* _Entries supplied_:
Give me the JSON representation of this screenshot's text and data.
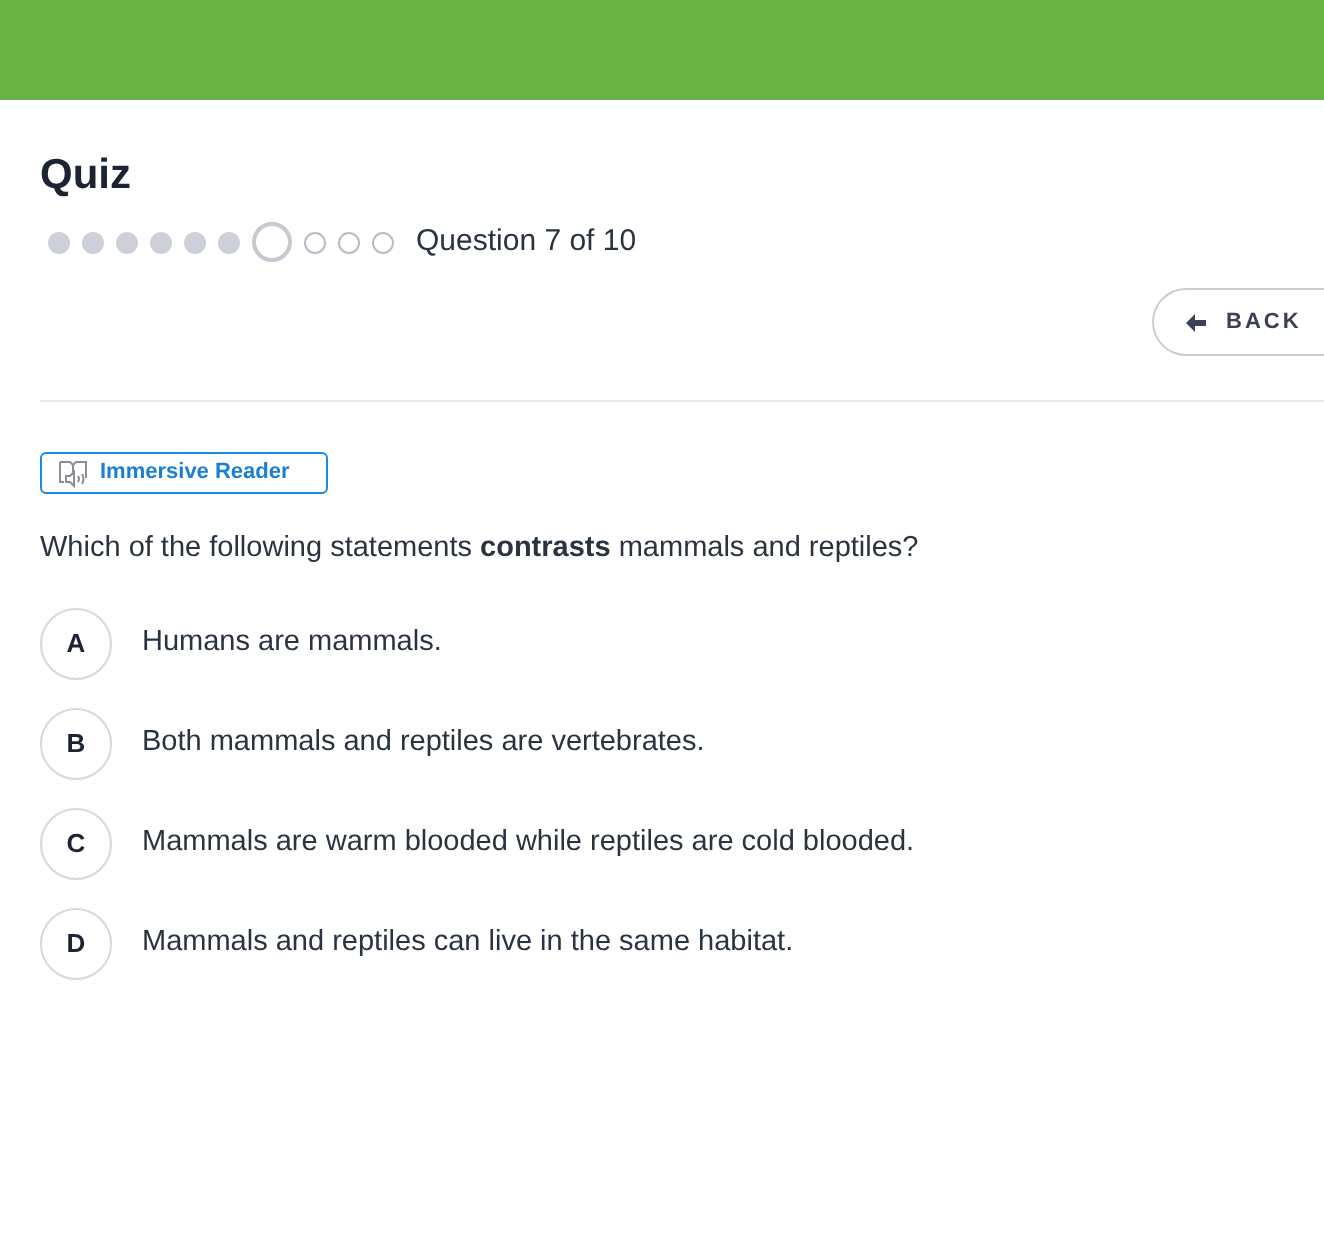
{
  "title": "Quiz",
  "progress": {
    "steps": [
      {
        "kind": "done"
      },
      {
        "kind": "done"
      },
      {
        "kind": "done"
      },
      {
        "kind": "done"
      },
      {
        "kind": "done"
      },
      {
        "kind": "done"
      },
      {
        "kind": "current"
      },
      {
        "kind": "todo"
      },
      {
        "kind": "todo"
      },
      {
        "kind": "todo"
      }
    ],
    "label": "Question 7 of 10"
  },
  "back_button": {
    "label": "BACK"
  },
  "immersive_reader": {
    "label": "Immersive Reader"
  },
  "question": "Which of the following statements **contrasts** mammals and reptiles?",
  "options": [
    {
      "letter": "A",
      "text": "Humans are mammals."
    },
    {
      "letter": "B",
      "text": "Both mammals and reptiles are vertebrates."
    },
    {
      "letter": "C",
      "text": "Mammals are warm blooded while reptiles are cold blooded."
    },
    {
      "letter": "D",
      "text": "Mammals and reptiles can live in the same habitat."
    }
  ]
}
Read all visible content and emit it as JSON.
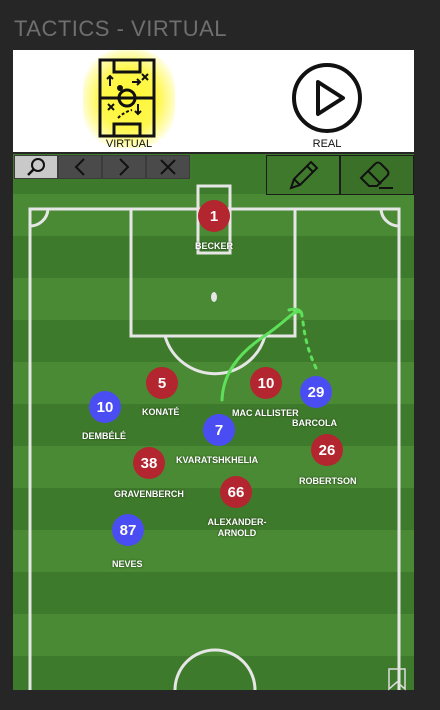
{
  "header": {
    "title": "TACTICS - VIRTUAL"
  },
  "modes": {
    "virtual": {
      "label": "VIRTUAL"
    },
    "real": {
      "label": "REAL"
    }
  },
  "toolbar": {
    "search": "search-icon",
    "prev": "chevron-left-icon",
    "next": "chevron-right-icon",
    "clear": "close-icon",
    "draw": "pencil-icon",
    "erase": "eraser-icon"
  },
  "colors": {
    "virtual_highlight": "#fff730",
    "red_team": "#b3262f",
    "blue_team": "#4a4ef2",
    "draw_active": "#3f7a2c",
    "drawing_stroke": "#5ee05a"
  },
  "players": [
    {
      "number": "1",
      "name": "BECKER",
      "team": "red"
    },
    {
      "number": "5",
      "name": "KONATÉ",
      "team": "red"
    },
    {
      "number": "10",
      "name": "MAC ALLISTER",
      "team": "red"
    },
    {
      "number": "29",
      "name": "BARCOLA",
      "team": "blue"
    },
    {
      "number": "10",
      "name": "DEMBÉLÉ",
      "team": "blue"
    },
    {
      "number": "7",
      "name": "KVARATSHKHELIA",
      "team": "blue"
    },
    {
      "number": "38",
      "name": "GRAVENBERCH",
      "team": "red"
    },
    {
      "number": "26",
      "name": "ROBERTSON",
      "team": "red"
    },
    {
      "number": "66",
      "name": "ALEXANDER-ARNOLD",
      "team": "red"
    },
    {
      "number": "87",
      "name": "NEVES",
      "team": "blue"
    }
  ]
}
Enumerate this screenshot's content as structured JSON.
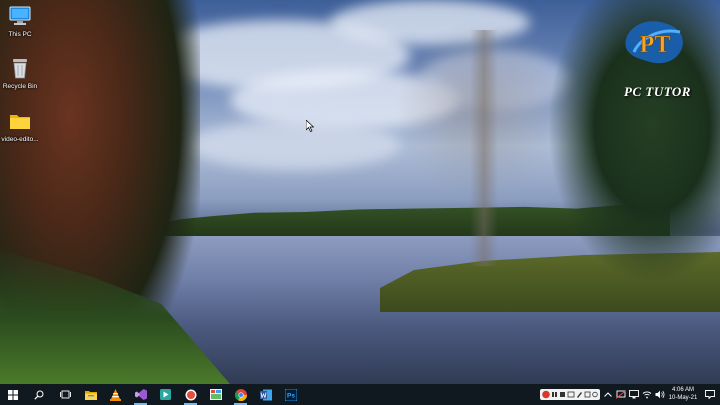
{
  "desktop": {
    "icons": [
      {
        "label": "This PC",
        "icon": "this-pc-icon"
      },
      {
        "label": "Recycle Bin",
        "icon": "recycle-bin-icon"
      },
      {
        "label": "video-edito...",
        "icon": "folder-icon"
      }
    ],
    "logo": {
      "monogram": "PT",
      "brand": "PC TUTOR"
    }
  },
  "taskbar": {
    "left": [
      {
        "icon": "windows-start-icon"
      },
      {
        "icon": "search-icon"
      },
      {
        "icon": "task-view-icon"
      }
    ],
    "apps": [
      {
        "icon": "file-explorer-icon",
        "color": "#f2c94c"
      },
      {
        "icon": "vlc-icon",
        "color": "#f28c00"
      },
      {
        "icon": "visual-studio-icon",
        "color": "#9b59d0"
      },
      {
        "icon": "media-player-icon",
        "color": "#2aa7a0"
      },
      {
        "icon": "screen-recorder-icon",
        "color": "#e74c3c"
      },
      {
        "icon": "paint-icon",
        "color": "#e8e8e8"
      },
      {
        "icon": "chrome-icon",
        "color": "#4285f4"
      },
      {
        "icon": "word-icon",
        "color": "#2b579a"
      },
      {
        "icon": "photoshop-icon",
        "color": "#31a8ff"
      }
    ],
    "tray": {
      "icons": [
        "recorder-toolbar-icon",
        "chevron-up-icon",
        "usb-icon",
        "display-icon",
        "network-icon",
        "volume-icon"
      ],
      "time": "4:06 AM",
      "date": "10-May-21"
    },
    "colors": {
      "bar": "#101820",
      "accent": "#76b9ed"
    }
  }
}
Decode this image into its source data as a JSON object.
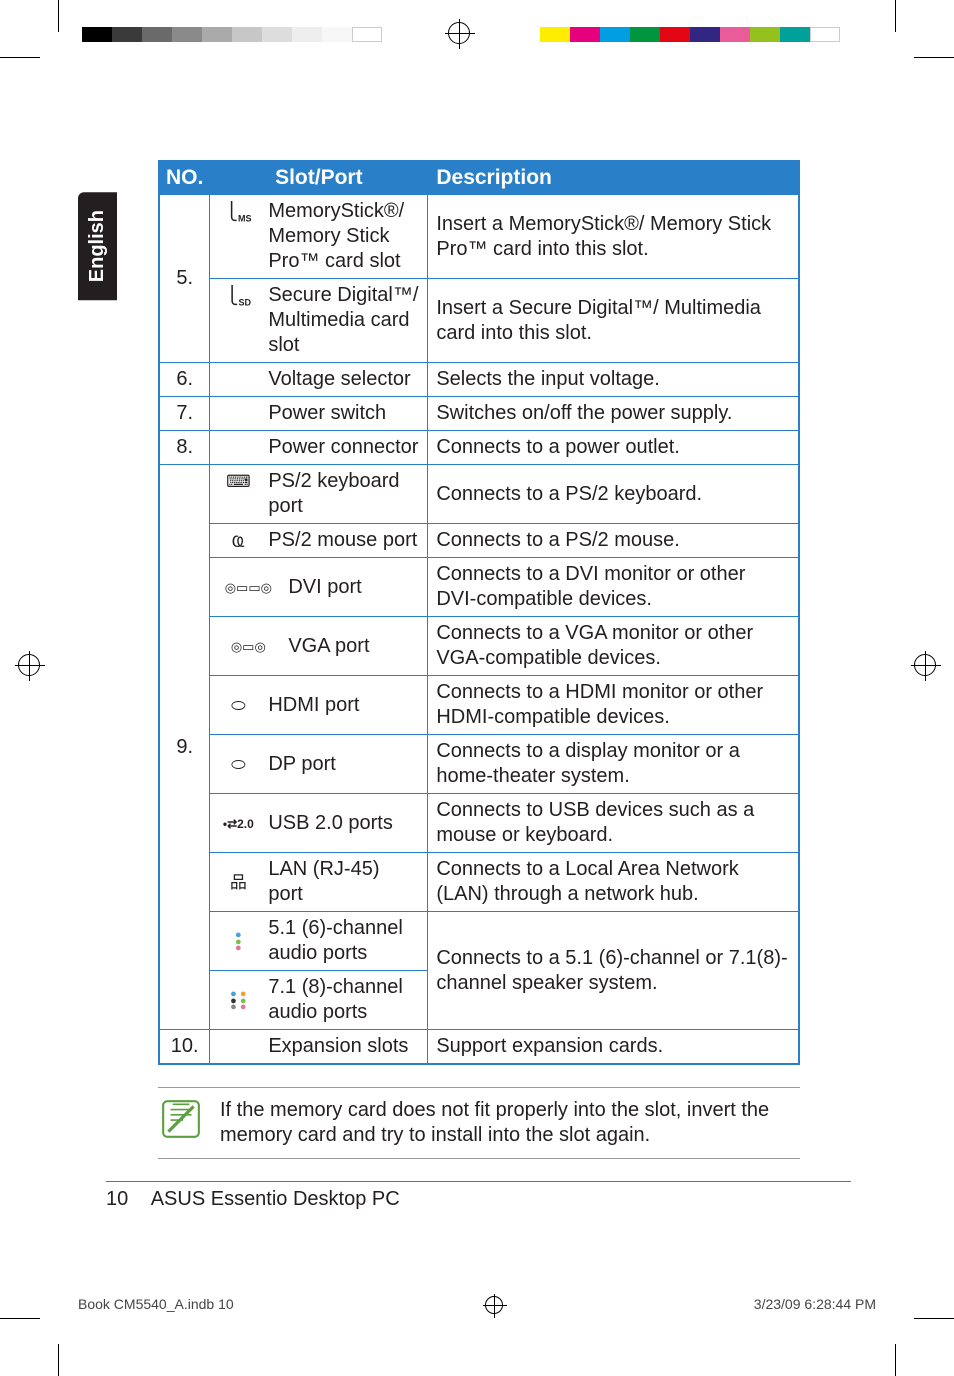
{
  "language_tab": "English",
  "table": {
    "headers": {
      "no": "NO.",
      "slot": "Slot/Port",
      "desc": "Description"
    },
    "rows": [
      {
        "no": "5.",
        "sub": [
          {
            "icon": "MS",
            "slot": "MemoryStick®/ Memory Stick Pro™ card slot",
            "desc": "Insert a MemoryStick®/ Memory Stick Pro™ card into this slot."
          },
          {
            "icon": "SD",
            "slot": "Secure Digital™/ Multimedia card slot",
            "desc": "Insert a Secure Digital™/ Multimedia card into this slot."
          }
        ]
      },
      {
        "no": "6.",
        "slot": "Voltage selector",
        "desc": "Selects the input voltage."
      },
      {
        "no": "7.",
        "slot": "Power switch",
        "desc": "Switches on/off the power supply."
      },
      {
        "no": "8.",
        "slot": "Power connector",
        "desc": "Connects to a power outlet."
      },
      {
        "no": "9.",
        "sub": [
          {
            "icon": "⌨",
            "slot": "PS/2 keyboard port",
            "desc": "Connects to a PS/2 keyboard."
          },
          {
            "icon": "🖱",
            "slot": "PS/2 mouse port",
            "desc": "Connects to a PS/2 mouse."
          },
          {
            "icon": "▭▭",
            "slot": "DVI port",
            "desc": "Connects to a DVI monitor or other DVI-compatible devices."
          },
          {
            "icon": "▭",
            "slot": "VGA port",
            "desc": "Connects to a VGA monitor or other VGA-compatible devices."
          },
          {
            "icon": "⬭",
            "slot": "HDMI port",
            "desc": "Connects to a HDMI monitor or other HDMI-compatible devices."
          },
          {
            "icon": "⬭",
            "slot": "DP port",
            "desc": "Connects to a display monitor or a home-theater system."
          },
          {
            "icon": "•⇄2.0",
            "slot": "USB 2.0 ports",
            "desc": "Connects to USB devices such as a mouse or keyboard."
          },
          {
            "icon": "品",
            "slot": "LAN (RJ-45) port",
            "desc": "Connects to a Local Area Network (LAN) through a network hub."
          },
          {
            "icon": "●●●",
            "slot": "5.1 (6)-channel audio ports",
            "desc": "Connects to a 5.1 (6)-channel or 7.1(8)-channel speaker system.",
            "audio_group": true
          },
          {
            "icon": "●●●●●●",
            "slot": "7.1 (8)-channel audio ports",
            "audio_group": true
          }
        ]
      },
      {
        "no": "10.",
        "slot": "Expansion slots",
        "desc": "Support expansion cards."
      }
    ]
  },
  "note": "If the memory card does not fit properly into the slot, invert the memory card and try to install into the slot again.",
  "footer": {
    "page_number": "10",
    "title": "ASUS Essentio Desktop PC"
  },
  "imprint": {
    "left": "Book CM5540_A.indb   10",
    "right": "3/23/09   6:28:44 PM"
  }
}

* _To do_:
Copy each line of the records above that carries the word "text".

* _Completed exercise_:
Give me the JSON representation of this screenshot's text and data.
      "text": "Humans are mammals."
      "text": "Both mammals and reptiles are vertebrates."
      "text": "Mammals are warm blooded while reptiles are cold blooded."
      "text": "Mammals and reptiles can live in the same habitat."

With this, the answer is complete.